Or – you know, it could just be the carbon.

If you think of one of the more common (at least in summertime) forms of carbon that you run into – charcoal, yeah – that’s not jumping out at you as a good conductor of electricity. It’s not. But think of another form (called an allotrope) of carbon – graphite in your pencil (it’s not lead, please stop calling it lead). Graphite and another allotropic version of carbon, graphene , both conduct electricity.

To make matters worse, if your carbon metamaterial is made out of graphene – it conducts electricity with very little resistance, meaning that Translucent was getting all the juice Hughie’s quick thinking with the wire could give him. This conductivity of Carbon is due to the electrons in the outer electron shells of carbon atoms – they can move better in some forms than in others (diamond is not a great conductor).

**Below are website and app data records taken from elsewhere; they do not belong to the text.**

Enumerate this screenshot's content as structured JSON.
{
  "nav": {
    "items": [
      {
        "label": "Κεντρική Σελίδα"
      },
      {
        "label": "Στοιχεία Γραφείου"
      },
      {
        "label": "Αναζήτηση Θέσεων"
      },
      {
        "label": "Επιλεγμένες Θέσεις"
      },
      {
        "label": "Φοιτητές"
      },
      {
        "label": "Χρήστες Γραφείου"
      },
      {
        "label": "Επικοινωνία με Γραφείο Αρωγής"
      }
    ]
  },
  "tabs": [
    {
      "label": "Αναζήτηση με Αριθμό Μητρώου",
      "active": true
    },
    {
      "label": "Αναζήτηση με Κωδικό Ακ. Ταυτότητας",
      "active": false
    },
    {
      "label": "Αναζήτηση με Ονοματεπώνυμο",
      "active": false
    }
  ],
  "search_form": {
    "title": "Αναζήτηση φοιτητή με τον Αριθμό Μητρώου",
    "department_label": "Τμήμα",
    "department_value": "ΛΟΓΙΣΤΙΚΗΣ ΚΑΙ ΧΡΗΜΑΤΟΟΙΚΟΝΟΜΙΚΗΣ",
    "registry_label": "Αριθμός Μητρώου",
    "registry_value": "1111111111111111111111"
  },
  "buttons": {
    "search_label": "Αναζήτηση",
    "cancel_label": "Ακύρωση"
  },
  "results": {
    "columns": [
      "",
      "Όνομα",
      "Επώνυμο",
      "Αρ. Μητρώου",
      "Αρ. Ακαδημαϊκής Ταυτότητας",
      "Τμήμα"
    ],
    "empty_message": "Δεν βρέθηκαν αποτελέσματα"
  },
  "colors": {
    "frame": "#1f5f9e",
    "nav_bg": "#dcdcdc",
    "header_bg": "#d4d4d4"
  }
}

Graphene by itself doesn’t have the optical properties needed in an invisibility cloak as explained earlier but given a little hand-wavey science here and there, it’s plausible that Translucent’s suit may have a metamaterial infused into a graphene base or understructure.

So what have we learned?

Metamaterials? The real deal, and awesome.

Manipulating light to alter the viewer’s perception? Done all the time.

Metamaterial invisibility? Already here for some types of electromagnetic energy, and probably coming – in some form – for visible light.

Electrically conductive suit? Perhaps not the best idea if you’re fighting someone that’s going to use a naked wire as a weapon.

Alu’s TEDX Talk on metamaterials & invisibility: